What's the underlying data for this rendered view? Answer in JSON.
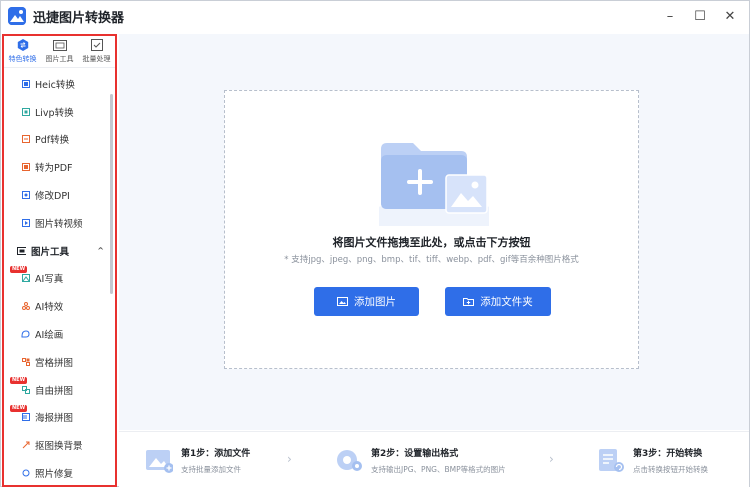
{
  "app": {
    "title": "迅捷图片转换器"
  },
  "window_controls": {
    "minimize": "–",
    "maximize": "☐",
    "close": "✕"
  },
  "colors": {
    "accent": "#2f6ee8",
    "highlight_border": "#e8312f",
    "new_badge": "#e8312f"
  },
  "sidebar": {
    "tabs": [
      {
        "label": "特色转换",
        "icon": "convert-icon",
        "active": true
      },
      {
        "label": "图片工具",
        "icon": "image-tool-icon",
        "active": false
      },
      {
        "label": "批量处理",
        "icon": "batch-icon",
        "active": false
      }
    ],
    "items": [
      {
        "label": "Heic转换",
        "icon": "heic-icon"
      },
      {
        "label": "Livp转换",
        "icon": "livp-icon"
      },
      {
        "label": "Pdf转换",
        "icon": "pdf-icon"
      },
      {
        "label": "转为PDF",
        "icon": "to-pdf-icon"
      },
      {
        "label": "修改DPI",
        "icon": "dpi-icon"
      },
      {
        "label": "图片转视频",
        "icon": "video-icon"
      },
      {
        "label": "图片工具",
        "icon": "image-tool-icon",
        "section": true,
        "chevron": "^"
      },
      {
        "label": "AI写真",
        "icon": "ai-portrait-icon",
        "badge": "NEW"
      },
      {
        "label": "AI特效",
        "icon": "ai-effect-icon"
      },
      {
        "label": "AI绘画",
        "icon": "ai-paint-icon"
      },
      {
        "label": "宫格拼图",
        "icon": "grid-icon"
      },
      {
        "label": "自由拼图",
        "icon": "free-collage-icon",
        "badge": "NEW"
      },
      {
        "label": "海报拼图",
        "icon": "poster-icon",
        "badge": "NEW"
      },
      {
        "label": "抠图换背景",
        "icon": "cutout-icon"
      },
      {
        "label": "照片修复",
        "icon": "repair-icon"
      }
    ]
  },
  "dropzone": {
    "title": "将图片文件拖拽至此处，或点击下方按钮",
    "subtitle": "* 支持jpg、jpeg、png、bmp、tif、tiff、webp、pdf、gif等百余种图片格式",
    "add_image_label": "添加图片",
    "add_folder_label": "添加文件夹"
  },
  "steps": [
    {
      "title": "第1步：添加文件",
      "desc": "支持批量添加文件"
    },
    {
      "title": "第2步：设置输出格式",
      "desc": "支持输出JPG、PNG、BMP等格式的图片"
    },
    {
      "title": "第3步：开始转换",
      "desc": "点击转换按钮开始转换"
    }
  ],
  "step_arrow": "›"
}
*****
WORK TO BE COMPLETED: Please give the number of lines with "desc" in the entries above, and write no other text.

TASK SOLUTION: 3